» **WHAT THE TASK ASKS**
Check every line of the entries below for "زندگی", and copy the lines that have it.

Data about app and page elements:
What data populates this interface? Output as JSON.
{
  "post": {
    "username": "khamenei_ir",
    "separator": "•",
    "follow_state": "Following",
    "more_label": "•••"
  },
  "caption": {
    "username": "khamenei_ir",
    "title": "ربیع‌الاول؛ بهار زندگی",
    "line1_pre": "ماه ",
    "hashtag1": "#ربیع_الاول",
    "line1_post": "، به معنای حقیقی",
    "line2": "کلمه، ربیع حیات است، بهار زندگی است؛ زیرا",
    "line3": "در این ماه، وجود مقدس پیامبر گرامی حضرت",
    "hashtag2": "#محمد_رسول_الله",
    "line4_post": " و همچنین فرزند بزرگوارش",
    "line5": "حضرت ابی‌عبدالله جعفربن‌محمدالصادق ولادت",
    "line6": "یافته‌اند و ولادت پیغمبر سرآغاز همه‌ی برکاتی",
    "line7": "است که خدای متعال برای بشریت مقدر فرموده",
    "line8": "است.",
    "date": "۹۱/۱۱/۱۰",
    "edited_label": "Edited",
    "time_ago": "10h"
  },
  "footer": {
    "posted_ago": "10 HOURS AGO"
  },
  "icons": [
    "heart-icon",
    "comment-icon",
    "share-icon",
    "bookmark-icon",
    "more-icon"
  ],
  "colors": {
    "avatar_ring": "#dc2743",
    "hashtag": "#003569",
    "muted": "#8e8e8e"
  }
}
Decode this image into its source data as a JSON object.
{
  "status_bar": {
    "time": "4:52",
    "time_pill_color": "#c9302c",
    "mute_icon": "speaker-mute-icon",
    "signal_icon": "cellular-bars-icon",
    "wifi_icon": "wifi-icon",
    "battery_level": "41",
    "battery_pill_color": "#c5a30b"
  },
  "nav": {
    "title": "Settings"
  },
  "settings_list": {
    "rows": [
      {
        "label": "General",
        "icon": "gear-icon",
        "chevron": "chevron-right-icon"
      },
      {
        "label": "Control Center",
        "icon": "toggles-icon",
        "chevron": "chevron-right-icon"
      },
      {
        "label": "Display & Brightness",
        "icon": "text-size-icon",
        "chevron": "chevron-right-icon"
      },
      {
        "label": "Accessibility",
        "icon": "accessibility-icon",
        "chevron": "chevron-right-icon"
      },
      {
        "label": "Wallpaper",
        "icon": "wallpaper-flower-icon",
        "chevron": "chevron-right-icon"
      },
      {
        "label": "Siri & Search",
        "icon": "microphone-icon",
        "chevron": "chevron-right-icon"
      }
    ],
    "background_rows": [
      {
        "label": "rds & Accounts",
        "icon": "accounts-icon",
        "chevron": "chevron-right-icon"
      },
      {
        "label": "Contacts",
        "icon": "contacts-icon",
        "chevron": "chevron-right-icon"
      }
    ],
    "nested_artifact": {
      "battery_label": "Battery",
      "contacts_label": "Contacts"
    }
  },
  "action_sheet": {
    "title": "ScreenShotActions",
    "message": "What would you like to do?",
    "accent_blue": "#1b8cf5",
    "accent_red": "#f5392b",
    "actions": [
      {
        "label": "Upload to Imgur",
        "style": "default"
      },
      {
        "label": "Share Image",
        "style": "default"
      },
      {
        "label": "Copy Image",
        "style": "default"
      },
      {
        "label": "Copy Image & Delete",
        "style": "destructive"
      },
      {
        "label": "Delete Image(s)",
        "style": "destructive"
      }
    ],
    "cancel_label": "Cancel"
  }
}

» **TASK ANSWER**
    "title": "ربیع‌الاول؛ بهار زندگی",
    "line2": "کلمه، ربیع حیات است، بهار زندگی است؛ زیرا",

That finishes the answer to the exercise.